Sunday, November 1, 2009

Mapping Project

Mapping: Night Flow

For this project I first decided to define mapping for myself as the exploration and recording of something unseen or unnoticed. Keeping this in mind, I chose to map the flow of people on Oberlin campus at night. Although we can conceptualize the idea of movement we cannot actually capture it in one still frame, except with a camera. I decided to take several long exposures of various places on Oberlin campus that people commonly walked through. I viewed the campus as a kind of architectural space that consisted of many pathways that could be revealed and thus recorded. This thought produced the term flow in that when describing the “flow” of a building we are talking about the way people navigate the rooms. I organized my photographs as a journey from north to south campus. The narrative could be thought of as a journey to fourth meal from my room in Noah, therefore creating another mapped pathway. The fact that maps serve a purpose also informs this project. They are created so that others may follow them with an idea of where they are going and what they will see while going there. I not only wanted to map a pathway, but also reveal what could be seen as you follow it.

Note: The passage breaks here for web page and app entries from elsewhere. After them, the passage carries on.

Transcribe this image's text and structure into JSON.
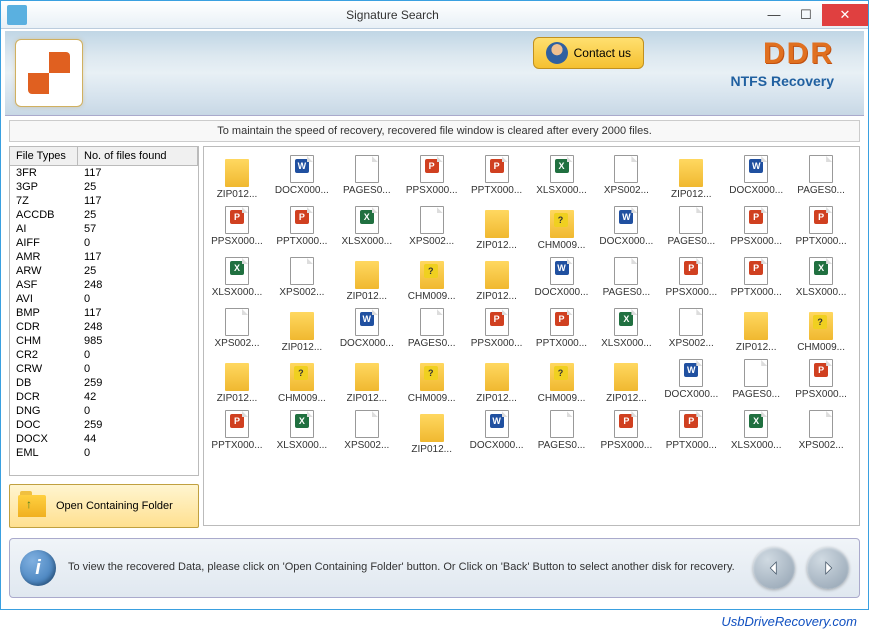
{
  "window": {
    "title": "Signature Search"
  },
  "banner": {
    "contact_label": "Contact us",
    "brand": "DDR",
    "brand_sub": "NTFS Recovery"
  },
  "status_message": "To maintain the speed of recovery, recovered file window is cleared after every 2000 files.",
  "table": {
    "col1": "File Types",
    "col2": "No. of files found",
    "rows": [
      {
        "type": "3FR",
        "count": 117
      },
      {
        "type": "3GP",
        "count": 25
      },
      {
        "type": "7Z",
        "count": 117
      },
      {
        "type": "ACCDB",
        "count": 25
      },
      {
        "type": "AI",
        "count": 57
      },
      {
        "type": "AIFF",
        "count": 0
      },
      {
        "type": "AMR",
        "count": 117
      },
      {
        "type": "ARW",
        "count": 25
      },
      {
        "type": "ASF",
        "count": 248
      },
      {
        "type": "AVI",
        "count": 0
      },
      {
        "type": "BMP",
        "count": 117
      },
      {
        "type": "CDR",
        "count": 248
      },
      {
        "type": "CHM",
        "count": 985
      },
      {
        "type": "CR2",
        "count": 0
      },
      {
        "type": "CRW",
        "count": 0
      },
      {
        "type": "DB",
        "count": 259
      },
      {
        "type": "DCR",
        "count": 42
      },
      {
        "type": "DNG",
        "count": 0
      },
      {
        "type": "DOC",
        "count": 259
      },
      {
        "type": "DOCX",
        "count": 44
      },
      {
        "type": "EML",
        "count": 0
      }
    ]
  },
  "open_folder_label": "Open Containing Folder",
  "grid_items": [
    {
      "label": "ZIP012...",
      "icon": "folder"
    },
    {
      "label": "DOCX000...",
      "icon": "doc-b"
    },
    {
      "label": "PAGES0...",
      "icon": "doc"
    },
    {
      "label": "PPSX000...",
      "icon": "doc-r"
    },
    {
      "label": "PPTX000...",
      "icon": "ppt"
    },
    {
      "label": "XLSX000...",
      "icon": "xls"
    },
    {
      "label": "XPS002...",
      "icon": "doc"
    },
    {
      "label": "ZIP012...",
      "icon": "folder"
    },
    {
      "label": "DOCX000...",
      "icon": "doc-b"
    },
    {
      "label": "PAGES0...",
      "icon": "doc"
    },
    {
      "label": "PPSX000...",
      "icon": "doc-r"
    },
    {
      "label": "PPTX000...",
      "icon": "ppt"
    },
    {
      "label": "XLSX000...",
      "icon": "xls"
    },
    {
      "label": "XPS002...",
      "icon": "doc"
    },
    {
      "label": "ZIP012...",
      "icon": "folder"
    },
    {
      "label": "CHM009...",
      "icon": "chm"
    },
    {
      "label": "DOCX000...",
      "icon": "doc-b"
    },
    {
      "label": "PAGES0...",
      "icon": "doc"
    },
    {
      "label": "PPSX000...",
      "icon": "doc-r"
    },
    {
      "label": "PPTX000...",
      "icon": "ppt"
    },
    {
      "label": "XLSX000...",
      "icon": "xls"
    },
    {
      "label": "XPS002...",
      "icon": "doc"
    },
    {
      "label": "ZIP012...",
      "icon": "folder"
    },
    {
      "label": "CHM009...",
      "icon": "chm"
    },
    {
      "label": "ZIP012...",
      "icon": "folder"
    },
    {
      "label": "DOCX000...",
      "icon": "doc-b"
    },
    {
      "label": "PAGES0...",
      "icon": "doc"
    },
    {
      "label": "PPSX000...",
      "icon": "doc-r"
    },
    {
      "label": "PPTX000...",
      "icon": "ppt"
    },
    {
      "label": "XLSX000...",
      "icon": "xls"
    },
    {
      "label": "XPS002...",
      "icon": "doc"
    },
    {
      "label": "ZIP012...",
      "icon": "folder"
    },
    {
      "label": "DOCX000...",
      "icon": "doc-b"
    },
    {
      "label": "PAGES0...",
      "icon": "doc"
    },
    {
      "label": "PPSX000...",
      "icon": "doc-r"
    },
    {
      "label": "PPTX000...",
      "icon": "ppt"
    },
    {
      "label": "XLSX000...",
      "icon": "xls"
    },
    {
      "label": "XPS002...",
      "icon": "doc"
    },
    {
      "label": "ZIP012...",
      "icon": "folder"
    },
    {
      "label": "CHM009...",
      "icon": "chm"
    },
    {
      "label": "ZIP012...",
      "icon": "folder"
    },
    {
      "label": "CHM009...",
      "icon": "chm"
    },
    {
      "label": "ZIP012...",
      "icon": "folder"
    },
    {
      "label": "CHM009...",
      "icon": "chm"
    },
    {
      "label": "ZIP012...",
      "icon": "folder"
    },
    {
      "label": "CHM009...",
      "icon": "chm"
    },
    {
      "label": "ZIP012...",
      "icon": "folder"
    },
    {
      "label": "DOCX000...",
      "icon": "doc-b"
    },
    {
      "label": "PAGES0...",
      "icon": "doc"
    },
    {
      "label": "PPSX000...",
      "icon": "doc-r"
    },
    {
      "label": "PPTX000...",
      "icon": "ppt"
    },
    {
      "label": "XLSX000...",
      "icon": "xls"
    },
    {
      "label": "XPS002...",
      "icon": "doc"
    },
    {
      "label": "ZIP012...",
      "icon": "folder"
    },
    {
      "label": "DOCX000...",
      "icon": "doc-b"
    },
    {
      "label": "PAGES0...",
      "icon": "doc"
    },
    {
      "label": "PPSX000...",
      "icon": "doc-r"
    },
    {
      "label": "PPTX000...",
      "icon": "ppt"
    },
    {
      "label": "XLSX000...",
      "icon": "xls"
    },
    {
      "label": "XPS002...",
      "icon": "doc"
    }
  ],
  "info_text": "To view the recovered Data, please click on 'Open Containing Folder' button. Or Click on 'Back' Button to select another disk for recovery.",
  "footer_link": "UsbDriveRecovery.com"
}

Emulation project

Emulation Project: Working With Wall

For my emulation project I chose to study the photographs of fine arts photographer Jeff Wall and attempt to recreate some of the aesthetics and concepts he communicates in his work. Wall’s pictures range from geometric compositions, as seen in Sunken Area and Blind Window, to elaborately composed scenes that appear more like a movie set. The Vampire’s Picnic depicts several Vampires feasting on dead humans. This image is surreal and highly structured, yet appropriate to Wall’s work due to its play with directorial photography. Wall was one of the first photographers to work with directorial photography, he thought that photographs, paintings and movies could be viewed in a more synonymous way through his work because of the time he would spend setting up a single image. Wall’s photographs are printed on huge paper and backlit to make theme appear as advertisements do. Although I could not achieve such an elaborate presentation I tried to work with the content of the images rather then their staging to convey my emulation of Wall.
I was interested in working as a directorial photographer for this project and chose Wall as my inspiration because his simpler compositions struck me as incredibly communicative yet ambiguous. In Passerby a man is looking behind him at a figure running in the opposite direction as he walks down the street. We come to understand their relationship as strangers and their identity as two people on a street sidewalk late at night, but we are forced to ask why this figure in the background is running and if the man in the foreground is just looking because of intrigue or because he knows the figure. In my pictures I am attempting to convey the same kind of clarity yet ambiguity. Wall recreated many things he saw on the street in more controlled environments such as Shadows and Tattoo’s and Mimic, and so for my project I drew on memories I have about being a student at Oberlin and worked to both communicate aspects of those memories while leaving others up for question.